In conclusion, it is hopeful that we have produced one direct way of viewing created characters and their almost real impact on other characters within the novel. Most importantly, we have noticed how their trials and tribulations may impact us while reading. Both of the wizened wizards we have just observed have met, trained, taught, and initiate younger proteges, and left them at a moment of helplessness and despair, thus leaving them with a final test. The test is something that every young and inexperienced man or woman must face: to do things afraid and find triumph, or to fall into despair and fail.
Sources used: The Lord of the Rings by J.R.R. Tolkien/The Silmarillion by J.R.R. Tolkien (2004 and 2001 editions respectively, published by Houghton Mifflin and Ballantine Books respectively); Mikhail Bakhtin’s “From the Prehistory of Novelistic Discourse from The Dialogic Imagination: Four Essays.” Norma Lorre Goodrich, Merlin (Harper Perennial, 1988). Tom Shippey J.R.R. Tolkien: Author of the Century. Michael Jahosky “Seek for the Sword” (not published, just cited); Matthew Dickerson Following Gandalf: Epic Battles and Moral Victory in the Lord of the Rings (Brazos Press, 2003).

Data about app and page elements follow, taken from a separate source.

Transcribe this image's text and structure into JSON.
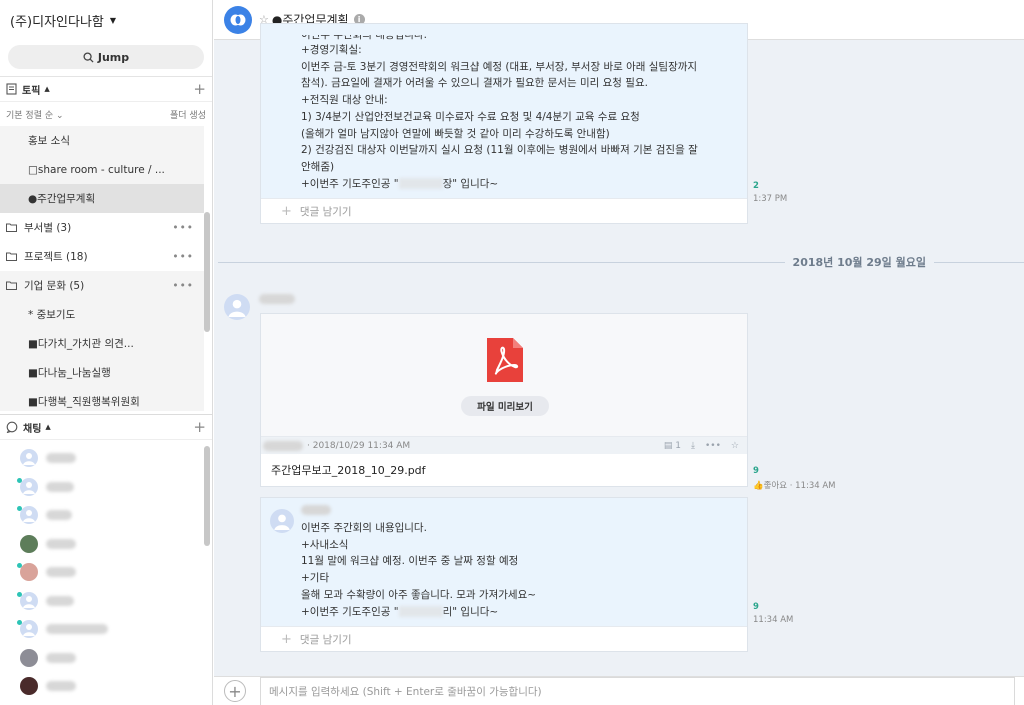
{
  "sidebar": {
    "team_name": "(주)디자인다나함",
    "jump_label": "Jump",
    "topics_label": "토픽",
    "sort_label": "기본 정렬 순 ⌄",
    "folder_create": "폴더 생성",
    "topics": [
      "홍보 소식",
      "□share room - culture / ...",
      "●주간업무계획"
    ],
    "folders": [
      {
        "name": "부서별",
        "count": "(3)"
      },
      {
        "name": "프로젝트",
        "count": "(18)"
      },
      {
        "name": "기업 문화",
        "count": "(5)"
      }
    ],
    "culture_items": [
      "* 중보기도",
      "■다가치_가치관 의견...",
      "■다나눔_나눔실행",
      "■다행복_직원행복위원회"
    ],
    "chat_label": "채팅"
  },
  "header": {
    "room_title": "●주간업무계획"
  },
  "messages": {
    "first": {
      "lines": [
        "이번주 주간회의 내용입니다.",
        "+경영기획실:",
        "이번주 금-토 3분기 경영전략회의 워크샵 예정 (대표, 부서장, 부서장 바로 아래 실팀장까지",
        "참석). 금요일에 결재가 어려울 수 있으니 결재가 필요한 문서는 미리 요청 필요.",
        "+전직원 대상 안내:",
        "1) 3/4분기 산업안전보건교육 미수료자 수료 요청 및 4/4분기 교육 수료 요청",
        "(올해가 얼마 남지않아 연말에 빠듯할 것 같아 미리 수강하도록 안내함)",
        "2) 건강검진 대상자 이번달까지 실시 요청 (11월 이후에는 병원에서 바빠져 기본 검진을 잘",
        "안해줌)"
      ],
      "last_prefix": "+이번주 기도주인공 \"",
      "last_suffix": "장\" 입니다~",
      "count": "2",
      "time": "1:37 PM"
    },
    "comment_label": "댓글 남기기",
    "date_divider": "2018년 10월 29일 월요일",
    "file": {
      "preview_label": "파일 미리보기",
      "meta": "· 2018/10/29 11:34 AM",
      "comment_count": "1",
      "name": "주간업무보고_2018_10_29.pdf",
      "count": "9",
      "like": "좋아요",
      "time": "· 11:34 AM"
    },
    "second": {
      "lines": [
        "이번주 주간회의 내용입니다.",
        "+사내소식",
        "11월 말에 워크샵 예정. 이번주 중 날짜 정할 예정",
        "+기타",
        "올해 모과 수확량이 아주 좋습니다. 모과 가져가세요~"
      ],
      "last_prefix": "+이번주 기도주인공 \"",
      "last_suffix": "리\" 입니다~",
      "count": "9",
      "time": "11:34 AM"
    }
  },
  "composer": {
    "placeholder": "메시지를 입력하세요 (Shift + Enter로 줄바꿈이 가능합니다)"
  },
  "colors": {
    "accent": "#3b82e6",
    "message_bg": "#eaf4fd",
    "main_bg": "#edf1f6",
    "pdf_red": "#e8413b"
  }
}
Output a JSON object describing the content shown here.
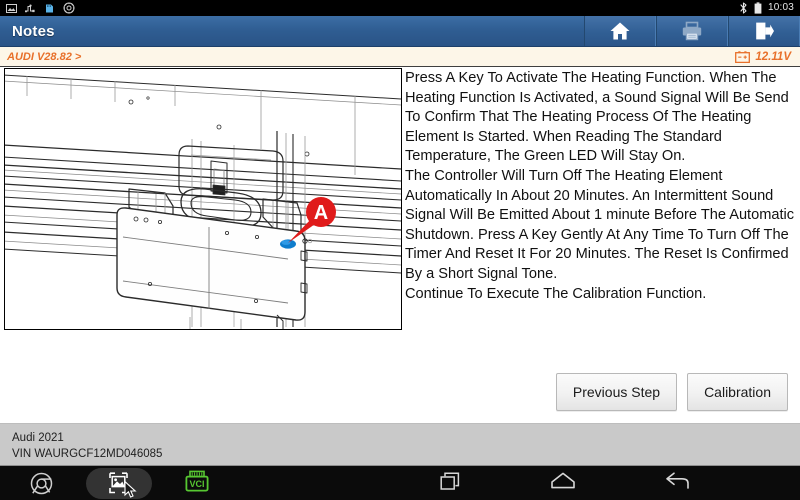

 Bakhtin, Mikhail. From the prehistory of novelistic discourse.
 Bakhtin, 127.
 My paper on Tolkien using Bakhtinian methods.
 Goodrich, Norma Lorre. Merlin. (Harper Perennial, 1988): 85.
 Goodrich, 8.
 Goodrich, 22.
 Barnes and Noble Online Interview with J.K. Rowling on March 19, 1999.
 Letter No. 107.
 Shippey, 227.
 Letter No. 156.
 Tolkien, Silmarillion: 22.
FoTR, 67. Emphasis mine.
 Shippey, 76.
 Jahosky, 24.
 Shippey, 77.
 Dickerson, 89.
 Rowling, J.K. Harry Potter and the Sorcerer’s Stone. “The Sorting Hat.” (Scholastic, New YorK: 1998): 128.
 Tolkien, J.R.R. Ed. Christopher Tolkien. The Silmarillion. “Ainulindale: The Music of the Ainur.” (Random House, 1977): 3.